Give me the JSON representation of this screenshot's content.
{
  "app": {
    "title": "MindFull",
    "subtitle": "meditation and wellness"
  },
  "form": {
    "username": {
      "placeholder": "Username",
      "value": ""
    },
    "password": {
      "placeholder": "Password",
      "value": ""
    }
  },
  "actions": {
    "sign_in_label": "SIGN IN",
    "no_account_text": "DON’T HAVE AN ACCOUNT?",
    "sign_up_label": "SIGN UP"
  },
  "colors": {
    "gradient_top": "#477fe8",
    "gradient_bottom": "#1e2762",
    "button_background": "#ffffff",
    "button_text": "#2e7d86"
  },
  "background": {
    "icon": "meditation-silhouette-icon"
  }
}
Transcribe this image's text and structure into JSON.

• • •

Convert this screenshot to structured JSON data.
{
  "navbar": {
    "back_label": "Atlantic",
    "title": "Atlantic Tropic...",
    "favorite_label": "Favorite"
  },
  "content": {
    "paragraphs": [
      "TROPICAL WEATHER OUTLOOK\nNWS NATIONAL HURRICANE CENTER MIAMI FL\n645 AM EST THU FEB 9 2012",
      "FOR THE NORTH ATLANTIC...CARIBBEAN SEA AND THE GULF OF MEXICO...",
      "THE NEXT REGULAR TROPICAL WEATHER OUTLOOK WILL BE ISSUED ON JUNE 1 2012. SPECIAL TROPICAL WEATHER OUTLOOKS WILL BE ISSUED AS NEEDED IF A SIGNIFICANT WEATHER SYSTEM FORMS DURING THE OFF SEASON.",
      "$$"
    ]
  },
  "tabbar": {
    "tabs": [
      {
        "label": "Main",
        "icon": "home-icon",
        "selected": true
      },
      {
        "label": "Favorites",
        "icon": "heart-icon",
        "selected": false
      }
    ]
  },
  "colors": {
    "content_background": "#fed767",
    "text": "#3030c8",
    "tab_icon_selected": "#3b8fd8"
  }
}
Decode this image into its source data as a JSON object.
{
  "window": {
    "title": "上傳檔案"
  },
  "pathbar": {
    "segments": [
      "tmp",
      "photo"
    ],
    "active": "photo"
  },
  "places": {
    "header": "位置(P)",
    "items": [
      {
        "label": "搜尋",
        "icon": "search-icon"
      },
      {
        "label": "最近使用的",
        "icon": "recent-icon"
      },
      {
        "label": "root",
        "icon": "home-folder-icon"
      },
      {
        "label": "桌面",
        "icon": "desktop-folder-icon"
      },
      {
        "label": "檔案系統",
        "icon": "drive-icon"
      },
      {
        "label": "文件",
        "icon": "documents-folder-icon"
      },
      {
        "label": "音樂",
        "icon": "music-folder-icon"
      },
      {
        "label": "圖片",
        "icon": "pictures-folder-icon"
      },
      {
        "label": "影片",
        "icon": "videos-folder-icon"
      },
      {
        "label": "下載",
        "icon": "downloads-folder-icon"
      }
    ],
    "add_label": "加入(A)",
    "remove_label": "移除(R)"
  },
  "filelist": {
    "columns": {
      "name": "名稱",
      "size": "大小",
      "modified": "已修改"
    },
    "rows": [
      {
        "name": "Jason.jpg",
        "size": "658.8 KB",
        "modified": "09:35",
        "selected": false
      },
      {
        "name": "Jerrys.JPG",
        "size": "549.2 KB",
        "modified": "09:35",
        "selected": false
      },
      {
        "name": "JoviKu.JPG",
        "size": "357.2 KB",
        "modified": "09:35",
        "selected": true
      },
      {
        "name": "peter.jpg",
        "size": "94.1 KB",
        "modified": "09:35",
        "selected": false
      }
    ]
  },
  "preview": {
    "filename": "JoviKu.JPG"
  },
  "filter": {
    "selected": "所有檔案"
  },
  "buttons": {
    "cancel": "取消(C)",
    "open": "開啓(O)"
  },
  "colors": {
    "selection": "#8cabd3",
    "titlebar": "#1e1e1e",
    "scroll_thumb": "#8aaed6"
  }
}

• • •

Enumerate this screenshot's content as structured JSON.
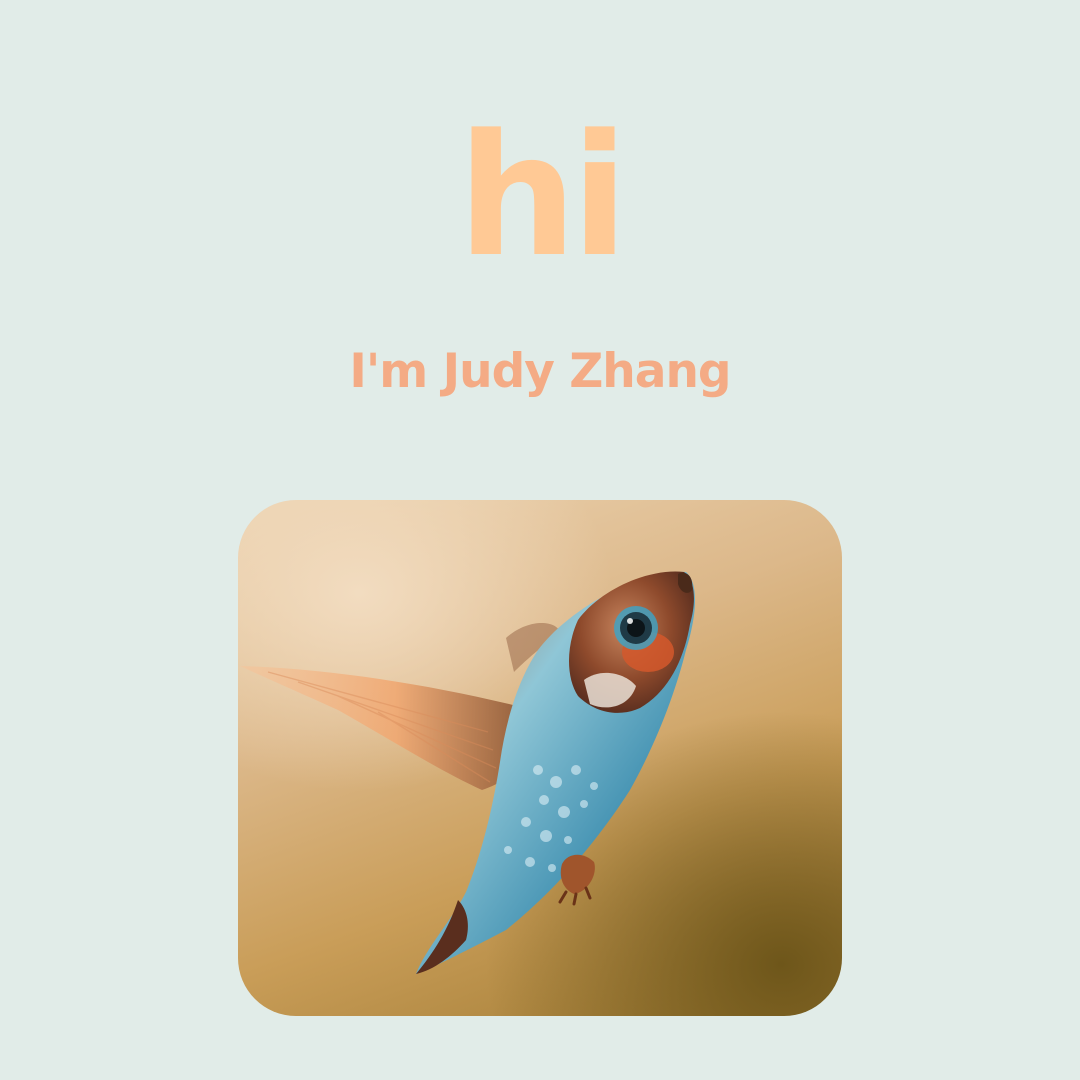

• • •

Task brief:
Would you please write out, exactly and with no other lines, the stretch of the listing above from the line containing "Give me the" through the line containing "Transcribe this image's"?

Task solution:
Give me the JSON representation of this screenshot's content.
{
  "app": {
    "title": "MindFull",
    "subtitle": "meditation and wellness"
  },
  "form": {
    "username": {
      "placeholder": "Username",
      "value": ""
    },
    "password": {
      "placeholder": "Password",
      "value": ""
    }
  },
  "actions": {
    "sign_in_label": "SIGN IN",
    "no_account_text": "DON’T HAVE AN ACCOUNT?",
    "sign_up_label": "SIGN UP"
  },
  "colors": {
    "gradient_top": "#477fe8",
    "gradient_bottom": "#1e2762",
    "button_background": "#ffffff",
    "button_text": "#2e7d86"
  },
  "background": {
    "icon": "meditation-silhouette-icon"
  }
}
Transcribe this image's text and structure into JSON.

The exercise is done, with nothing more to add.